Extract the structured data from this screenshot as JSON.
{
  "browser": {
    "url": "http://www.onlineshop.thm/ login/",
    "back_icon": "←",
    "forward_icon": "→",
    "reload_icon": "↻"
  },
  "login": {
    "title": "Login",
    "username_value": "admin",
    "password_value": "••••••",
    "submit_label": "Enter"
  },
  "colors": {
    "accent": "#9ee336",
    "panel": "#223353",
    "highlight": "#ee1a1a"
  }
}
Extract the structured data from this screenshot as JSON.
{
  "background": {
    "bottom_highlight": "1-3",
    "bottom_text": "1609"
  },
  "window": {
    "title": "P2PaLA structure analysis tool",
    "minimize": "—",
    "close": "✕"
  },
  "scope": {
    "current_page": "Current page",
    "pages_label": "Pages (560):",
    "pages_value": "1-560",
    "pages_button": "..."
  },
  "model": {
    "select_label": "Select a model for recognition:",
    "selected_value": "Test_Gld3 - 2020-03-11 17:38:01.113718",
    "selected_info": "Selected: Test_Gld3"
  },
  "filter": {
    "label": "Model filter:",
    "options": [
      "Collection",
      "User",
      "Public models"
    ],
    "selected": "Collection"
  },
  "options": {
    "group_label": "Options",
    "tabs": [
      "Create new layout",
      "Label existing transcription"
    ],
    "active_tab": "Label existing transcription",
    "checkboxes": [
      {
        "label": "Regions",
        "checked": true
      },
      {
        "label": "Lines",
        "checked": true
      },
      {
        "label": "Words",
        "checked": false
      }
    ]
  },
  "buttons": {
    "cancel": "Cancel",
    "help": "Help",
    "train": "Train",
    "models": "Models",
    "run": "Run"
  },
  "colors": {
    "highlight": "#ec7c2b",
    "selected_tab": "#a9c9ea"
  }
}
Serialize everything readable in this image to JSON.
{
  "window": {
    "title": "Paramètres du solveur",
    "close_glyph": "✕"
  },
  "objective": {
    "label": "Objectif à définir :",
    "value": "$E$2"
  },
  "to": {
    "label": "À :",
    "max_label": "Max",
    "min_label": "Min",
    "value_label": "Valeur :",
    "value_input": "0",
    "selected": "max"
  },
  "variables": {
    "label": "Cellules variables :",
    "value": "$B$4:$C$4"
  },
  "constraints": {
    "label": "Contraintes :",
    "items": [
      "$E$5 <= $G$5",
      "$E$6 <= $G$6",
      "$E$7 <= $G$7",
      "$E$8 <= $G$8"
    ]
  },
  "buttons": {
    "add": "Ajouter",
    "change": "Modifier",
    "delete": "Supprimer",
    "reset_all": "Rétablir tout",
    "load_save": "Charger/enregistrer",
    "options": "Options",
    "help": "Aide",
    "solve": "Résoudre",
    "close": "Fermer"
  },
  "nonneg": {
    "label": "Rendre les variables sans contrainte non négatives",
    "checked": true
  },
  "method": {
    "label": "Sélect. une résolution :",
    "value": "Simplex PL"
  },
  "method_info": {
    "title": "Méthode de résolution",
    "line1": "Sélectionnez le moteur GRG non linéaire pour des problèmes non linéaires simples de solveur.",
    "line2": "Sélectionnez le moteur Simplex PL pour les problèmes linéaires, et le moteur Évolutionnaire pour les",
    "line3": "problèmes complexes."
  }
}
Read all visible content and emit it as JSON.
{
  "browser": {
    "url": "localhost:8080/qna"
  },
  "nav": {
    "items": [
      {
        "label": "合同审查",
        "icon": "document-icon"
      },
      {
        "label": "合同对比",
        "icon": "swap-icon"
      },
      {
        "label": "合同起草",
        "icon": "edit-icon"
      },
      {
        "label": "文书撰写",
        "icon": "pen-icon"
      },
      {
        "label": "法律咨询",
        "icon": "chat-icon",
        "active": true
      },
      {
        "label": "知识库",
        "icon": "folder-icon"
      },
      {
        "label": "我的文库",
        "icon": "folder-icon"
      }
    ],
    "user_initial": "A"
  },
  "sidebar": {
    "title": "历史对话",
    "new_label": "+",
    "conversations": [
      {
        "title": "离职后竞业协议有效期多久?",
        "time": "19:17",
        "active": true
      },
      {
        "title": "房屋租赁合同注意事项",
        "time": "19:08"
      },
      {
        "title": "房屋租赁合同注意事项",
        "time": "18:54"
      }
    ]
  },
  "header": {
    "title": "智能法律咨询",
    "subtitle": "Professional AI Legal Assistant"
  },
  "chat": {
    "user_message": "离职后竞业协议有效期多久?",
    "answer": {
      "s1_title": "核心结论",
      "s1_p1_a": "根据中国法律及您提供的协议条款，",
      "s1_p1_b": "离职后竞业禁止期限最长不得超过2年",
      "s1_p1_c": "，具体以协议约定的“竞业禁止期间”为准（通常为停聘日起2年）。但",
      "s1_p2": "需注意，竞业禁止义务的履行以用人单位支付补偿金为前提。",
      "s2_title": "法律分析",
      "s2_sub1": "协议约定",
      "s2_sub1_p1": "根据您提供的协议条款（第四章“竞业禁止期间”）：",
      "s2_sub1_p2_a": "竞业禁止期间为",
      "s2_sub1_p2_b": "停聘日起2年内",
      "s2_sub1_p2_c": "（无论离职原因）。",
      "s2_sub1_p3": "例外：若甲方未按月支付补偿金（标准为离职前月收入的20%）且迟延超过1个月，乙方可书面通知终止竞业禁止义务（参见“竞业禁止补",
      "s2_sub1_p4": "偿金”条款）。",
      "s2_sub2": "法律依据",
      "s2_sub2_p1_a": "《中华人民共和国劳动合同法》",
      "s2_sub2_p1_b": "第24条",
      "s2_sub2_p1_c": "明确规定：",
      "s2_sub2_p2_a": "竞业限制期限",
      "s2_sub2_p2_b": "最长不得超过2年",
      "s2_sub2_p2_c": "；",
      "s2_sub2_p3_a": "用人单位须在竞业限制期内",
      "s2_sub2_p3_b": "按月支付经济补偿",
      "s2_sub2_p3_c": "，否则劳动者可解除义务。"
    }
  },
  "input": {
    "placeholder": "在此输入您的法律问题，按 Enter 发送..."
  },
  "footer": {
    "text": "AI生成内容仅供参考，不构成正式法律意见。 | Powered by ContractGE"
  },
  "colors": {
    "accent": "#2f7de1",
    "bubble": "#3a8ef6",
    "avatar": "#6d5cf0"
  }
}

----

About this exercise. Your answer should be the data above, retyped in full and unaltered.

Solution for this task.
Extract the structured data from this screenshot as JSON.
{
  "browser": {
    "url": "http://www.onlineshop.thm/ login/",
    "back_icon": "←",
    "forward_icon": "→",
    "reload_icon": "↻"
  },
  "login": {
    "title": "Login",
    "username_value": "admin",
    "password_value": "••••••",
    "submit_label": "Enter"
  },
  "colors": {
    "accent": "#9ee336",
    "panel": "#223353",
    "highlight": "#ee1a1a"
  }
}
Extract the structured data from this screenshot as JSON.
{
  "background": {
    "bottom_highlight": "1-3",
    "bottom_text": "1609"
  },
  "window": {
    "title": "P2PaLA structure analysis tool",
    "minimize": "—",
    "close": "✕"
  },
  "scope": {
    "current_page": "Current page",
    "pages_label": "Pages (560):",
    "pages_value": "1-560",
    "pages_button": "..."
  },
  "model": {
    "select_label": "Select a model for recognition:",
    "selected_value": "Test_Gld3 - 2020-03-11 17:38:01.113718",
    "selected_info": "Selected: Test_Gld3"
  },
  "filter": {
    "label": "Model filter:",
    "options": [
      "Collection",
      "User",
      "Public models"
    ],
    "selected": "Collection"
  },
  "options": {
    "group_label": "Options",
    "tabs": [
      "Create new layout",
      "Label existing transcription"
    ],
    "active_tab": "Label existing transcription",
    "checkboxes": [
      {
        "label": "Regions",
        "checked": true
      },
      {
        "label": "Lines",
        "checked": true
      },
      {
        "label": "Words",
        "checked": false
      }
    ]
  },
  "buttons": {
    "cancel": "Cancel",
    "help": "Help",
    "train": "Train",
    "models": "Models",
    "run": "Run"
  },
  "colors": {
    "highlight": "#ec7c2b",
    "selected_tab": "#a9c9ea"
  }
}
Serialize everything readable in this image to JSON.
{
  "window": {
    "title": "Paramètres du solveur",
    "close_glyph": "✕"
  },
  "objective": {
    "label": "Objectif à définir :",
    "value": "$E$2"
  },
  "to": {
    "label": "À :",
    "max_label": "Max",
    "min_label": "Min",
    "value_label": "Valeur :",
    "value_input": "0",
    "selected": "max"
  },
  "variables": {
    "label": "Cellules variables :",
    "value": "$B$4:$C$4"
  },
  "constraints": {
    "label": "Contraintes :",
    "items": [
      "$E$5 <= $G$5",
      "$E$6 <= $G$6",
      "$E$7 <= $G$7",
      "$E$8 <= $G$8"
    ]
  },
  "buttons": {
    "add": "Ajouter",
    "change": "Modifier",
    "delete": "Supprimer",
    "reset_all": "Rétablir tout",
    "load_save": "Charger/enregistrer",
    "options": "Options",
    "help": "Aide",
    "solve": "Résoudre",
    "close": "Fermer"
  },
  "nonneg": {
    "label": "Rendre les variables sans contrainte non négatives",
    "checked": true
  },
  "method": {
    "label": "Sélect. une résolution :",
    "value": "Simplex PL"
  },
  "method_info": {
    "title": "Méthode de résolution",
    "line1": "Sélectionnez le moteur GRG non linéaire pour des problèmes non linéaires simples de solveur.",
    "line2": "Sélectionnez le moteur Simplex PL pour les problèmes linéaires, et le moteur Évolutionnaire pour les",
    "line3": "problèmes complexes."
  }
}
Read all visible content and emit it as JSON.
{
  "browser": {
    "url": "localhost:8080/qna"
  },
  "nav": {
    "items": [
      {
        "label": "合同审查",
        "icon": "document-icon"
      },
      {
        "label": "合同对比",
        "icon": "swap-icon"
      },
      {
        "label": "合同起草",
        "icon": "edit-icon"
      },
      {
        "label": "文书撰写",
        "icon": "pen-icon"
      },
      {
        "label": "法律咨询",
        "icon": "chat-icon",
        "active": true
      },
      {
        "label": "知识库",
        "icon": "folder-icon"
      },
      {
        "label": "我的文库",
        "icon": "folder-icon"
      }
    ],
    "user_initial": "A"
  },
  "sidebar": {
    "title": "历史对话",
    "new_label": "+",
    "conversations": [
      {
        "title": "离职后竞业协议有效期多久?",
        "time": "19:17",
        "active": true
      },
      {
        "title": "房屋租赁合同注意事项",
        "time": "19:08"
      },
      {
        "title": "房屋租赁合同注意事项",
        "time": "18:54"
      }
    ]
  },
  "header": {
    "title": "智能法律咨询",
    "subtitle": "Professional AI Legal Assistant"
  },
  "chat": {
    "user_message": "离职后竞业协议有效期多久?",
    "answer": {
      "s1_title": "核心结论",
      "s1_p1_a": "根据中国法律及您提供的协议条款，",
      "s1_p1_b": "离职后竞业禁止期限最长不得超过2年",
      "s1_p1_c": "，具体以协议约定的“竞业禁止期间”为准（通常为停聘日起2年）。但",
      "s1_p2": "需注意，竞业禁止义务的履行以用人单位支付补偿金为前提。",
      "s2_title": "法律分析",
      "s2_sub1": "协议约定",
      "s2_sub1_p1": "根据您提供的协议条款（第四章“竞业禁止期间”）：",
      "s2_sub1_p2_a": "竞业禁止期间为",
      "s2_sub1_p2_b": "停聘日起2年内",
      "s2_sub1_p2_c": "（无论离职原因）。",
      "s2_sub1_p3": "例外：若甲方未按月支付补偿金（标准为离职前月收入的20%）且迟延超过1个月，乙方可书面通知终止竞业禁止义务（参见“竞业禁止补",
      "s2_sub1_p4": "偿金”条款）。",
      "s2_sub2": "法律依据",
      "s2_sub2_p1_a": "《中华人民共和国劳动合同法》",
      "s2_sub2_p1_b": "第24条",
      "s2_sub2_p1_c": "明确规定：",
      "s2_sub2_p2_a": "竞业限制期限",
      "s2_sub2_p2_b": "最长不得超过2年",
      "s2_sub2_p2_c": "；",
      "s2_sub2_p3_a": "用人单位须在竞业限制期内",
      "s2_sub2_p3_b": "按月支付经济补偿",
      "s2_sub2_p3_c": "，否则劳动者可解除义务。"
    }
  },
  "input": {
    "placeholder": "在此输入您的法律问题，按 Enter 发送..."
  },
  "footer": {
    "text": "AI生成内容仅供参考，不构成正式法律意见。 | Powered by ContractGE"
  },
  "colors": {
    "accent": "#2f7de1",
    "bubble": "#3a8ef6",
    "avatar": "#6d5cf0"
  }
}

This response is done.